:: PROBLEM REQUIREMENTS ::
In the records below, find the line that contains "Transcribe this image's" and the line that contains "Parse this screenshot: output", then retype exactly those two lines and every line between them.

:: EXERCISE MATERIALS ::

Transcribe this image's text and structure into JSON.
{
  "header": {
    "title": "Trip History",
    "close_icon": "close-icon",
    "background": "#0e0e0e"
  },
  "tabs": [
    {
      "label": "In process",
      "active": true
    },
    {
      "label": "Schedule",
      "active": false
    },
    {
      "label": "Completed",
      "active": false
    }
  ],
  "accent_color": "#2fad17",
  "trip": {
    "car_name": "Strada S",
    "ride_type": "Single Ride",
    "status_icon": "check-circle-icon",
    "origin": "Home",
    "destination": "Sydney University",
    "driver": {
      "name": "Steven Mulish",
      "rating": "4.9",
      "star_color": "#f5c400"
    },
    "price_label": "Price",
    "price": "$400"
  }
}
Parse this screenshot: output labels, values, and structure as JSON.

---

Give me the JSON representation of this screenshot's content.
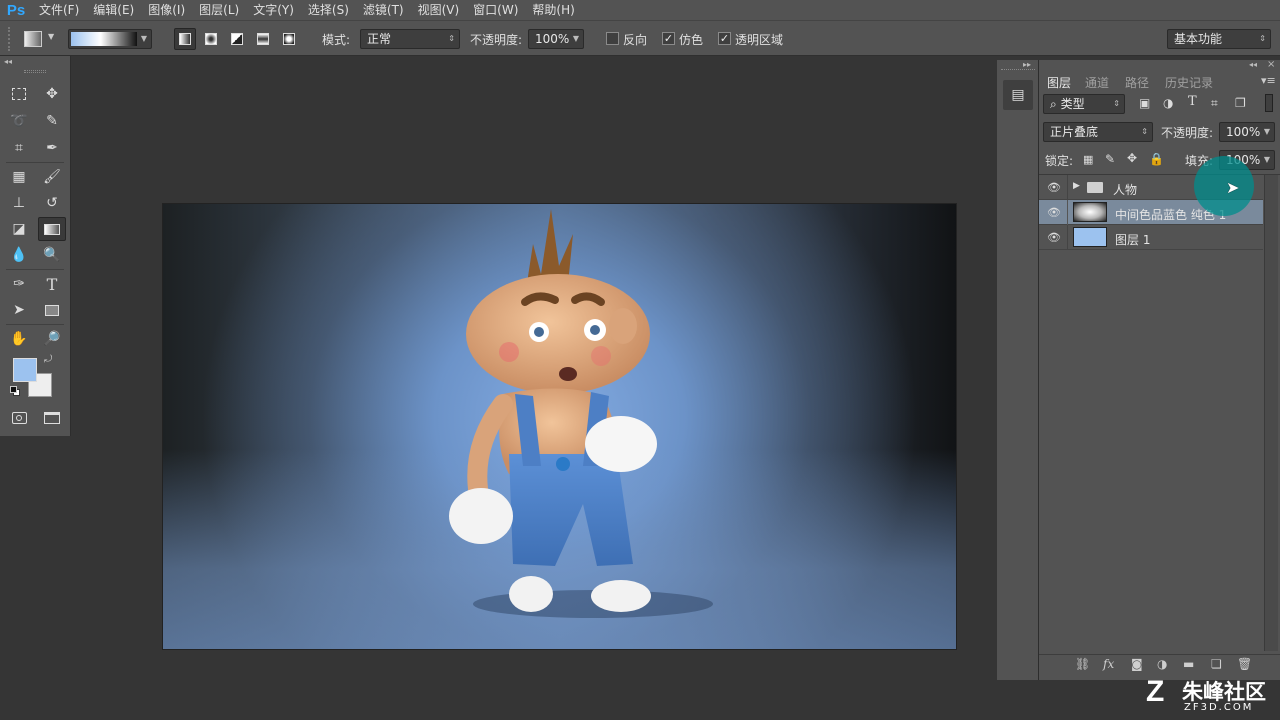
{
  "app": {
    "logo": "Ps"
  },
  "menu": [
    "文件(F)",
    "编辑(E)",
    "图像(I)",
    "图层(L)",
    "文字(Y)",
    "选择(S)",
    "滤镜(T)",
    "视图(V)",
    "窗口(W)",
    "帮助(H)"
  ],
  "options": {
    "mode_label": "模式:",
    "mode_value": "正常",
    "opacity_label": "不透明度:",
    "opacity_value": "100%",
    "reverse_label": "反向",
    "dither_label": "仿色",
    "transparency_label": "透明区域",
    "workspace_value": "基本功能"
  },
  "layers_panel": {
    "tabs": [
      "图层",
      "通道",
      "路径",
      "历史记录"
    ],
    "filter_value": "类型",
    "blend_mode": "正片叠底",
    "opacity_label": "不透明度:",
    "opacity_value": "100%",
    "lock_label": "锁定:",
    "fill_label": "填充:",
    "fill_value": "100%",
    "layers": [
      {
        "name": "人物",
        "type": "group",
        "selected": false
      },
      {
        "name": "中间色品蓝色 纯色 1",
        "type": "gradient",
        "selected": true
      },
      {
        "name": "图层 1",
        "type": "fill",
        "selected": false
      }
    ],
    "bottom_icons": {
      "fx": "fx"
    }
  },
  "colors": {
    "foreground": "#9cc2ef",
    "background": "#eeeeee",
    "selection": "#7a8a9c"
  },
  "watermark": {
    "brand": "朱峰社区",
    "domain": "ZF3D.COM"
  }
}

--

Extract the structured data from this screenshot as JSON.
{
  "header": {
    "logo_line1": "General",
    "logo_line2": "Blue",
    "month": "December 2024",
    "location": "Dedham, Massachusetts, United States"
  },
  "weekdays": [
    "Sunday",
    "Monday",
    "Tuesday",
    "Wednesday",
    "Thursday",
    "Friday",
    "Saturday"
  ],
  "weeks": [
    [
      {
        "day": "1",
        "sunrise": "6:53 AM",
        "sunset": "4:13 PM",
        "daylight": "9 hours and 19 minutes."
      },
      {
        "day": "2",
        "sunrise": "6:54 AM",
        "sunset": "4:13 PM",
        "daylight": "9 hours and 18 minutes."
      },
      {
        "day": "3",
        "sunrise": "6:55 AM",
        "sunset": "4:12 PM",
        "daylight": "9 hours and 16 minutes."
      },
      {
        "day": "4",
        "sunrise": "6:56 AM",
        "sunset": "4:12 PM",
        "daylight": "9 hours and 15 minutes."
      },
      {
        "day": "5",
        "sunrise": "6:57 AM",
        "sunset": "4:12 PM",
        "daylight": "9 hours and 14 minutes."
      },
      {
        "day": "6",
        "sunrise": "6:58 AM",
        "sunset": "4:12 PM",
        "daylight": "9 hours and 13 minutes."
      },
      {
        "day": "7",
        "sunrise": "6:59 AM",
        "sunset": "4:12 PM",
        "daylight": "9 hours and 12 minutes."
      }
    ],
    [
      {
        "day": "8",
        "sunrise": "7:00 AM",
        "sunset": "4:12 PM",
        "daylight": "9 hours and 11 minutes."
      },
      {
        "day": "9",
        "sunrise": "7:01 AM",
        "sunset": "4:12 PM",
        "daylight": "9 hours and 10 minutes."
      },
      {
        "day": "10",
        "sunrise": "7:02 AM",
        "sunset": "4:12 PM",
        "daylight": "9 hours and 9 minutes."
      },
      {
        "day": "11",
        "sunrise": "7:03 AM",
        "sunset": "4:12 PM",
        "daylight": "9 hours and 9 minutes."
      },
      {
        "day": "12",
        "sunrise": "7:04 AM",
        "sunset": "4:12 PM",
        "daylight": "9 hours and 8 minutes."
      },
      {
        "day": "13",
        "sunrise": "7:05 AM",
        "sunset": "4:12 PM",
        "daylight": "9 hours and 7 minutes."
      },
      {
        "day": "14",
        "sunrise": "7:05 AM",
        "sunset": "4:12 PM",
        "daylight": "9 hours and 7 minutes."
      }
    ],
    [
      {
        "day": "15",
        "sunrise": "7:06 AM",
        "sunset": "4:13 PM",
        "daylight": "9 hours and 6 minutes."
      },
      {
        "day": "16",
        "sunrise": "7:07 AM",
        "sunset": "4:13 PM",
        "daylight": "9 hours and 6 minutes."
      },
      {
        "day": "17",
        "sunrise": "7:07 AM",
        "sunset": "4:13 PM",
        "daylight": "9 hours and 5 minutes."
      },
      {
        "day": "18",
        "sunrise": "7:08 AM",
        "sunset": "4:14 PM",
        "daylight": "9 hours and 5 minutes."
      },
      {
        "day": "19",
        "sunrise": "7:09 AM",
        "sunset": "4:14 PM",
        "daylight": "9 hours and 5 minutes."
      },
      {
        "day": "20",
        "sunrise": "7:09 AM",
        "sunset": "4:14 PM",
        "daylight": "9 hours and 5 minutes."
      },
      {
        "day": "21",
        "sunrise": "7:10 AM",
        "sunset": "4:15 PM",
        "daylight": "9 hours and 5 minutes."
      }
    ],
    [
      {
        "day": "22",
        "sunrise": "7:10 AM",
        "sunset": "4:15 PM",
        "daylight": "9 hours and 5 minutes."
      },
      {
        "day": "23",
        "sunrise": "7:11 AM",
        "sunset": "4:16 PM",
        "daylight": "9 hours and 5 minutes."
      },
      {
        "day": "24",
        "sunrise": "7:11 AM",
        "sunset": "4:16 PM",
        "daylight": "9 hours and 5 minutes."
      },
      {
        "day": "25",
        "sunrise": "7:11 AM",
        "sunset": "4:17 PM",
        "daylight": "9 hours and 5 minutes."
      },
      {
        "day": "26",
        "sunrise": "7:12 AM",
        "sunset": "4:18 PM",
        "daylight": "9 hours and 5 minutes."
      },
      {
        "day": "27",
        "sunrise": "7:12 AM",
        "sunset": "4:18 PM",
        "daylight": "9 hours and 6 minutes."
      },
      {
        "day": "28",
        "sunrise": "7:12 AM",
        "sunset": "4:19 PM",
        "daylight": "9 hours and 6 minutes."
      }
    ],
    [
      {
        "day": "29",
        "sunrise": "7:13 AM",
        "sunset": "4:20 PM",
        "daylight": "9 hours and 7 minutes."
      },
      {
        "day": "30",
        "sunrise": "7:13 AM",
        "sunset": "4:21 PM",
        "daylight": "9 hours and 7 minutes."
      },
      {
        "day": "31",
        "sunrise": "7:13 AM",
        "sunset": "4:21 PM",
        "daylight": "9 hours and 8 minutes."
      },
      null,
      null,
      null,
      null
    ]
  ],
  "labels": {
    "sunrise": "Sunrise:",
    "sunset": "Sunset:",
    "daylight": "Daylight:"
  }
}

:: RESPONSE TO THIS TASK ::
Transcribe this image's text and structure into JSON.
{
  "header": {
    "title": "Trip History",
    "close_icon": "close-icon",
    "background": "#0e0e0e"
  },
  "tabs": [
    {
      "label": "In process",
      "active": true
    },
    {
      "label": "Schedule",
      "active": false
    },
    {
      "label": "Completed",
      "active": false
    }
  ],
  "accent_color": "#2fad17",
  "trip": {
    "car_name": "Strada S",
    "ride_type": "Single Ride",
    "status_icon": "check-circle-icon",
    "origin": "Home",
    "destination": "Sydney University",
    "driver": {
      "name": "Steven Mulish",
      "rating": "4.9",
      "star_color": "#f5c400"
    },
    "price_label": "Price",
    "price": "$400"
  }
}
Parse this screenshot: output labels, values, and structure as JSON.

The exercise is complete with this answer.